■ WHAT THE TASK REQUIRES: Would you set down every line of the data below exactly as it reads?

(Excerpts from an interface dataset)
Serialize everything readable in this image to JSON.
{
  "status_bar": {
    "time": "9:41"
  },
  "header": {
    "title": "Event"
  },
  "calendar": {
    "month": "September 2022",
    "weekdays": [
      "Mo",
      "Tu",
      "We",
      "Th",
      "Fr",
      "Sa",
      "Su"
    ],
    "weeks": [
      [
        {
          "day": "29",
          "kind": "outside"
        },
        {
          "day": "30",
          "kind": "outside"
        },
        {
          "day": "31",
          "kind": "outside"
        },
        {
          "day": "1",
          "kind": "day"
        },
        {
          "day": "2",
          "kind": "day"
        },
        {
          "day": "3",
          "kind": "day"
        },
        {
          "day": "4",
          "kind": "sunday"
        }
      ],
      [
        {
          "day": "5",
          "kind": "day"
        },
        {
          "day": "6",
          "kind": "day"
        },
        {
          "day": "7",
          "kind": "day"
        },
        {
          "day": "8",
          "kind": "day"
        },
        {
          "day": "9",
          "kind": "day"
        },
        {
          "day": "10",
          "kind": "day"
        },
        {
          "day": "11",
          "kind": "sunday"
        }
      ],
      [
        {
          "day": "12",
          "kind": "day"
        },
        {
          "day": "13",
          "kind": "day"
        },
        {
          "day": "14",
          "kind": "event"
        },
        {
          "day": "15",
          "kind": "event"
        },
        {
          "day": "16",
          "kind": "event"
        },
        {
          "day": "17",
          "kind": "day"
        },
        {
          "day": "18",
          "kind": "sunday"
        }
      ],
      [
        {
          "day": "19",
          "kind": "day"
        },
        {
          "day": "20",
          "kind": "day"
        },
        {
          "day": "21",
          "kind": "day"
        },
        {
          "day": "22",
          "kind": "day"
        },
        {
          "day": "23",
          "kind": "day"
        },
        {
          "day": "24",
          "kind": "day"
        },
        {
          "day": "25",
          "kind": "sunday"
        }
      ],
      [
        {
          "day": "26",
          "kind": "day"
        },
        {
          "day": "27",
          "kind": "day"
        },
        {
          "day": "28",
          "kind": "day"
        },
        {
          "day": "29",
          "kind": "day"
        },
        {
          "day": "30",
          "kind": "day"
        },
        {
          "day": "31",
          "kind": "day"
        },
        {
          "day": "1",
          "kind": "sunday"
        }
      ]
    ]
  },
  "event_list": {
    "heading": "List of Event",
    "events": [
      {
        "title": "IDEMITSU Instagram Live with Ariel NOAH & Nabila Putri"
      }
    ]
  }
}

■ FINISHED EXERCISE:
Serialize everything readable in this image to JSON.
{
  "status_bar": {
    "time": "9:41"
  },
  "header": {
    "title": "Event"
  },
  "calendar": {
    "month": "September 2022",
    "weekdays": [
      "Mo",
      "Tu",
      "We",
      "Th",
      "Fr",
      "Sa",
      "Su"
    ],
    "weeks": [
      [
        {
          "day": "29",
          "kind": "outside"
        },
        {
          "day": "30",
          "kind": "outside"
        },
        {
          "day": "31",
          "kind": "outside"
        },
        {
          "day": "1",
          "kind": "day"
        },
        {
          "day": "2",
          "kind": "day"
        },
        {
          "day": "3",
          "kind": "day"
        },
        {
          "day": "4",
          "kind": "sunday"
        }
      ],
      [
        {
          "day": "5",
          "kind": "day"
        },
        {
          "day": "6",
          "kind": "day"
        },
        {
          "day": "7",
          "kind": "day"
        },
        {
          "day": "8",
          "kind": "day"
        },
        {
          "day": "9",
          "kind": "day"
        },
        {
          "day": "10",
          "kind": "day"
        },
        {
          "day": "11",
          "kind": "sunday"
        }
      ],
      [
        {
          "day": "12",
          "kind": "day"
        },
        {
          "day": "13",
          "kind": "day"
        },
        {
          "day": "14",
          "kind": "event"
        },
        {
          "day": "15",
          "kind": "event"
        },
        {
          "day": "16",
          "kind": "event"
        },
        {
          "day": "17",
          "kind": "day"
        },
        {
          "day": "18",
          "kind": "sunday"
        }
      ],
      [
        {
          "day": "19",
          "kind": "day"
        },
        {
          "day": "20",
          "kind": "day"
        },
        {
          "day": "21",
          "kind": "day"
        },
        {
          "day": "22",
          "kind": "day"
        },
        {
          "day": "23",
          "kind": "day"
        },
        {
          "day": "24",
          "kind": "day"
        },
        {
          "day": "25",
          "kind": "sunday"
        }
      ],
      [
        {
          "day": "26",
          "kind": "day"
        },
        {
          "day": "27",
          "kind": "day"
        },
        {
          "day": "28",
          "kind": "day"
        },
        {
          "day": "29",
          "kind": "day"
        },
        {
          "day": "30",
          "kind": "day"
        },
        {
          "day": "31",
          "kind": "day"
        },
        {
          "day": "1",
          "kind": "sunday"
        }
      ]
    ]
  },
  "event_list": {
    "heading": "List of Event",
    "events": [
      {
        "title": "IDEMITSU Instagram Live with Ariel NOAH & Nabila Putri"
      }
    ]
  }
}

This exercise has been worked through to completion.